Provided entries ::
-=-=-=-=-

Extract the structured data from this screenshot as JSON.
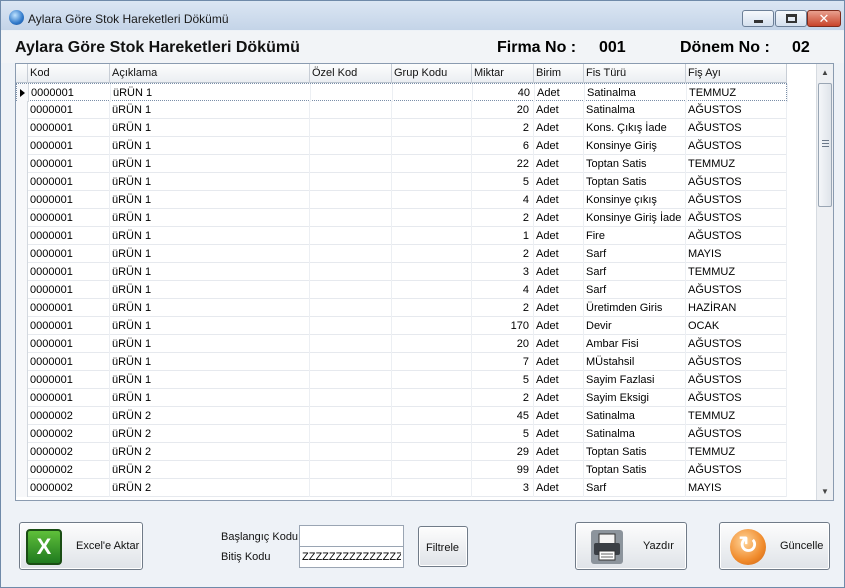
{
  "window": {
    "title": "Aylara Göre Stok Hareketleri Dökümü"
  },
  "header": {
    "title": "Aylara Göre Stok Hareketleri Dökümü",
    "firma_label": "Firma No :",
    "firma_value": "001",
    "donem_label": "Dönem No :",
    "donem_value": "02"
  },
  "grid": {
    "columns": [
      "Kod",
      "Açıklama",
      "Özel Kod",
      "Grup Kodu",
      "Miktar",
      "Birim",
      "Fis Türü",
      "Fiş Ayı"
    ],
    "rows": [
      [
        "0000001",
        "üRÜN 1",
        "",
        "",
        "40",
        "Adet",
        "Satinalma",
        "TEMMUZ"
      ],
      [
        "0000001",
        "üRÜN 1",
        "",
        "",
        "20",
        "Adet",
        "Satinalma",
        "AĞUSTOS"
      ],
      [
        "0000001",
        "üRÜN 1",
        "",
        "",
        "2",
        "Adet",
        "Kons. Çıkış İade",
        "AĞUSTOS"
      ],
      [
        "0000001",
        "üRÜN 1",
        "",
        "",
        "6",
        "Adet",
        "Konsinye Giriş",
        "AĞUSTOS"
      ],
      [
        "0000001",
        "üRÜN 1",
        "",
        "",
        "22",
        "Adet",
        "Toptan Satis",
        "TEMMUZ"
      ],
      [
        "0000001",
        "üRÜN 1",
        "",
        "",
        "5",
        "Adet",
        "Toptan Satis",
        "AĞUSTOS"
      ],
      [
        "0000001",
        "üRÜN 1",
        "",
        "",
        "4",
        "Adet",
        "Konsinye çıkış",
        "AĞUSTOS"
      ],
      [
        "0000001",
        "üRÜN 1",
        "",
        "",
        "2",
        "Adet",
        "Konsinye Giriş İade",
        "AĞUSTOS"
      ],
      [
        "0000001",
        "üRÜN 1",
        "",
        "",
        "1",
        "Adet",
        "Fire",
        "AĞUSTOS"
      ],
      [
        "0000001",
        "üRÜN 1",
        "",
        "",
        "2",
        "Adet",
        "Sarf",
        "MAYIS"
      ],
      [
        "0000001",
        "üRÜN 1",
        "",
        "",
        "3",
        "Adet",
        "Sarf",
        "TEMMUZ"
      ],
      [
        "0000001",
        "üRÜN 1",
        "",
        "",
        "4",
        "Adet",
        "Sarf",
        "AĞUSTOS"
      ],
      [
        "0000001",
        "üRÜN 1",
        "",
        "",
        "2",
        "Adet",
        "Üretimden Giris",
        "HAZİRAN"
      ],
      [
        "0000001",
        "üRÜN 1",
        "",
        "",
        "170",
        "Adet",
        "Devir",
        "OCAK"
      ],
      [
        "0000001",
        "üRÜN 1",
        "",
        "",
        "20",
        "Adet",
        "Ambar Fisi",
        "AĞUSTOS"
      ],
      [
        "0000001",
        "üRÜN 1",
        "",
        "",
        "7",
        "Adet",
        "MÜstahsil",
        "AĞUSTOS"
      ],
      [
        "0000001",
        "üRÜN 1",
        "",
        "",
        "5",
        "Adet",
        "Sayim Fazlasi",
        "AĞUSTOS"
      ],
      [
        "0000001",
        "üRÜN 1",
        "",
        "",
        "2",
        "Adet",
        "Sayim Eksigi",
        "AĞUSTOS"
      ],
      [
        "0000002",
        "üRÜN 2",
        "",
        "",
        "45",
        "Adet",
        "Satinalma",
        "TEMMUZ"
      ],
      [
        "0000002",
        "üRÜN 2",
        "",
        "",
        "5",
        "Adet",
        "Satinalma",
        "AĞUSTOS"
      ],
      [
        "0000002",
        "üRÜN 2",
        "",
        "",
        "29",
        "Adet",
        "Toptan Satis",
        "TEMMUZ"
      ],
      [
        "0000002",
        "üRÜN 2",
        "",
        "",
        "99",
        "Adet",
        "Toptan Satis",
        "AĞUSTOS"
      ],
      [
        "0000002",
        "üRÜN 2",
        "",
        "",
        "3",
        "Adet",
        "Sarf",
        "MAYIS"
      ]
    ]
  },
  "bottom": {
    "excel_label": "Excel'e Aktar",
    "start_code_label": "Başlangıç Kodu",
    "start_code_value": "",
    "end_code_label": "Bitiş Kodu",
    "end_code_value": "ZZZZZZZZZZZZZZZZ",
    "filter_label": "Filtrele",
    "print_label": "Yazdır",
    "refresh_label": "Güncelle"
  },
  "icons": {
    "app": "globe-icon",
    "excel": "excel-icon",
    "print": "printer-icon",
    "refresh": "refresh-icon"
  }
}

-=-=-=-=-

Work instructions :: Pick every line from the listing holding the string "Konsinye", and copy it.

Task output ::
        "Konsinye Giriş",
        "Konsinye çıkış",
        "Konsinye Giriş İade",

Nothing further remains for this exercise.